DATA FOR REVIEW below:

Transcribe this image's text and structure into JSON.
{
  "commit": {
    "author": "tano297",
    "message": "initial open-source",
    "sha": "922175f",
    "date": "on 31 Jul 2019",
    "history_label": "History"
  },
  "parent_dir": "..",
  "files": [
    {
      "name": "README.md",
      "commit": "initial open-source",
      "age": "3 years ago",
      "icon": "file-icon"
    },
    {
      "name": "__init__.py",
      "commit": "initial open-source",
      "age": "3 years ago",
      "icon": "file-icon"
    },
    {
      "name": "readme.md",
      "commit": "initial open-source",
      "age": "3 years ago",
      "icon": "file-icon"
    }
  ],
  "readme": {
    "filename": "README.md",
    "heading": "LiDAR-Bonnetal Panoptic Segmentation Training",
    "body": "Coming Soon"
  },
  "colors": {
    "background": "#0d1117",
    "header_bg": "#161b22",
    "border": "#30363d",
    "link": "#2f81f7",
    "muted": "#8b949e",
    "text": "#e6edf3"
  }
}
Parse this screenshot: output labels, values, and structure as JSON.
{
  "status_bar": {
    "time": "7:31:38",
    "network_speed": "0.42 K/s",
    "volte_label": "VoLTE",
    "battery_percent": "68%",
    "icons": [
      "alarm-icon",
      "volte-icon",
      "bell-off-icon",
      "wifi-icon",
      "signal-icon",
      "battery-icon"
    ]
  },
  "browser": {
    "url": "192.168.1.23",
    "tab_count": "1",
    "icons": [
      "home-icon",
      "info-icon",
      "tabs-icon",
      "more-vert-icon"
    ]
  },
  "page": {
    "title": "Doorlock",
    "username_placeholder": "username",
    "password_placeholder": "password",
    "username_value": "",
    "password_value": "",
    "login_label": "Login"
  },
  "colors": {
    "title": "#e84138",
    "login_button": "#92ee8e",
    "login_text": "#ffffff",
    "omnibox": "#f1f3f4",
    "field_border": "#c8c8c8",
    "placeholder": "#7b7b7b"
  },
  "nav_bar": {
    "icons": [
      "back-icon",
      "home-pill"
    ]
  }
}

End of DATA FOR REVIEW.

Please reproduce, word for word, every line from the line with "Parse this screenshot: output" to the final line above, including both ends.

Parse this screenshot: output labels, values, and structure as JSON.
{
  "status_bar": {
    "time": "7:31:38",
    "network_speed": "0.42 K/s",
    "volte_label": "VoLTE",
    "battery_percent": "68%",
    "icons": [
      "alarm-icon",
      "volte-icon",
      "bell-off-icon",
      "wifi-icon",
      "signal-icon",
      "battery-icon"
    ]
  },
  "browser": {
    "url": "192.168.1.23",
    "tab_count": "1",
    "icons": [
      "home-icon",
      "info-icon",
      "tabs-icon",
      "more-vert-icon"
    ]
  },
  "page": {
    "title": "Doorlock",
    "username_placeholder": "username",
    "password_placeholder": "password",
    "username_value": "",
    "password_value": "",
    "login_label": "Login"
  },
  "colors": {
    "title": "#e84138",
    "login_button": "#92ee8e",
    "login_text": "#ffffff",
    "omnibox": "#f1f3f4",
    "field_border": "#c8c8c8",
    "placeholder": "#7b7b7b"
  },
  "nav_bar": {
    "icons": [
      "back-icon",
      "home-pill"
    ]
  }
}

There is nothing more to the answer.